For sure. In many ways. You can overcome gravity but this is not the most important point, even if it is fun sometimes. Our approach is still very much about space and form and about how we would like to communicate a narrative, a story, to the viewer. In architecture, this happens maybe trough a sequence of spaces. In AR, storytelling is more related to film. I think there are very few conceptual differences between architecture and mixed reality. Both are exciting mediums to work in, and we are trained as architects so our approach will be always a spatial one. The results though might be very different.
Forward: What is the Forward app?
Artefact: The Forward app is an augmented reality extension to the Forward Festival. Customized content can be revealed at various moments and locations at the festival and also taken home. The app stands in connection to the theme of “DIGITAL EYES” ; we were thinking of the smartphone as a portal or an eye into a new reality.
Forward: What can visitors expect, coming to Forward Festival and using the Forward app?
Artefact: We were interested in creating a communication portal. The festival takes place in four major cities at different times throughout the year. We thought it would be great if you could use mixed reality to connect communities and people visiting these festivals in different cities. This connection should be fun and engaging. It should involve some creativity from the user’s side and serve as an alternative to social media platforms. So we designed a simple drawing app, which allows you to draft a 3D message in space, like a spatial tag or a doodle, your logo, add a # message and send this content to the Forward community at all festivals as part of a collective artwork.
Forward: Where can visitors see the collective artwork?
Artefact: The main collective artwork, a large dynamic sculpture composed of bits and pieces of participant’s drawings will be augmented into the main performance space at the venues where you can admire it during the break between the speakers’ talks. But you can also look at individual content, maybe even find your own with provided stickers in the goodie bags or a large poster somewhere in the foyer of the venue.
Forward: AR is quite a trend at the moment. How can we ensure for it to become more than a trend? How can it be used in a meaningful way?
Artefact: Like with every innovation it’s not the product or the technology but the demand that will dictate the path. It’s a challenge to convince somebody today to invest or engage with AR as a platform, as it still sometimes lacks imagination on the client’s or the user’s side for what it can be used for or how it could supplement existing, let’s say, means of communication.

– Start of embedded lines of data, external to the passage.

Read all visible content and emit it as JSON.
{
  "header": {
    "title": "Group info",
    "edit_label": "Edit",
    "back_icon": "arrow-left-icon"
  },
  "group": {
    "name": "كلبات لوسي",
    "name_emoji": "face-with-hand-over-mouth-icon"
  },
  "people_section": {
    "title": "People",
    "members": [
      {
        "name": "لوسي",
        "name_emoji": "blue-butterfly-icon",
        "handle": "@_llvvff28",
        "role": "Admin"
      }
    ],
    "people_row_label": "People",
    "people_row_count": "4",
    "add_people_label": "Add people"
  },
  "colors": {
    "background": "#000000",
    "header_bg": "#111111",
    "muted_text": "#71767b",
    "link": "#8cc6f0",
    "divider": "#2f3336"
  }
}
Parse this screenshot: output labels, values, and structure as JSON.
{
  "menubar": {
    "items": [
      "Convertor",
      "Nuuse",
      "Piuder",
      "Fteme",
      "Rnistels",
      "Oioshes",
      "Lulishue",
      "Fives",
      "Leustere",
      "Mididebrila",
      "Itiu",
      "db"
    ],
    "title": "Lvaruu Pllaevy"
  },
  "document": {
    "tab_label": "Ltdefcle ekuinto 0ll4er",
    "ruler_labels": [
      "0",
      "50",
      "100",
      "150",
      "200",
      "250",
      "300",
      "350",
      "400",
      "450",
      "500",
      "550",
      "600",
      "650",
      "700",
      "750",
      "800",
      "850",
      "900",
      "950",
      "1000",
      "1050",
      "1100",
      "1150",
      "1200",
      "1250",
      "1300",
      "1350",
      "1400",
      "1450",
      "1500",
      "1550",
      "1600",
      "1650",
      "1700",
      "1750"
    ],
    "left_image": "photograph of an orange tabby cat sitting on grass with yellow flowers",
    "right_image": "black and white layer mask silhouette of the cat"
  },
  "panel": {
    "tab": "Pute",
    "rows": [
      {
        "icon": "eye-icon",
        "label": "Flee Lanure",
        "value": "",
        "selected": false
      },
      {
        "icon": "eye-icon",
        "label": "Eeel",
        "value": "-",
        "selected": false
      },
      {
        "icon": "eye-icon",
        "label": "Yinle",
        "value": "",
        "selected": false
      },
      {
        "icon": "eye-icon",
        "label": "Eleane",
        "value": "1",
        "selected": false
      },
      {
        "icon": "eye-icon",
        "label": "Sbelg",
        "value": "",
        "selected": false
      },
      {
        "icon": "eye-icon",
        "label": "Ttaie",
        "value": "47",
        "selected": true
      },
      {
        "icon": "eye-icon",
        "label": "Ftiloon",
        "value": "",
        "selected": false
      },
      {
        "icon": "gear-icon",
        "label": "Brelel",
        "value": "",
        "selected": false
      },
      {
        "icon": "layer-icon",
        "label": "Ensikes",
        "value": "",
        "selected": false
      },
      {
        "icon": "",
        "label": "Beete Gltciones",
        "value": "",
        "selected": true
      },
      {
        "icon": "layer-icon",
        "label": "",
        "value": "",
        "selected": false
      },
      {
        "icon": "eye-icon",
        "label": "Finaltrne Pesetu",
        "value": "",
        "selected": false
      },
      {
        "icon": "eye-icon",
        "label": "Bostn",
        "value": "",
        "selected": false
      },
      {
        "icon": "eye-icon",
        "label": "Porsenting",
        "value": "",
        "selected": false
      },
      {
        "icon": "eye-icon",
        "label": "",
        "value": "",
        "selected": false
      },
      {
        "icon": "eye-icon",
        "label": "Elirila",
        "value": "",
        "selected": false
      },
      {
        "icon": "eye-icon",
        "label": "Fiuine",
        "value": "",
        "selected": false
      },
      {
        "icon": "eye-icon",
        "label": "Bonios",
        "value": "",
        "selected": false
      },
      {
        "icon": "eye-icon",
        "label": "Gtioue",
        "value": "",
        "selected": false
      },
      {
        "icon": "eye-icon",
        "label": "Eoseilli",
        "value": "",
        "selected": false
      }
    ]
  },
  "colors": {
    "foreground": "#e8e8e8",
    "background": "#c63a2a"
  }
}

The entertainment industry is for sure a major domain today where AR is really well received in a fun way, but we think that in future AR might play an important role in everyday rituals, especially in connection to our cities and the built environment.
It’s a difficult speculation, but my bet is that in 15 years we will not have physical billboards or computer screens and a lot more will happen in 3D, maybe with some novel form of AR. We will not look at AR as a trend but as an everyday technology we use, like our smartphones today.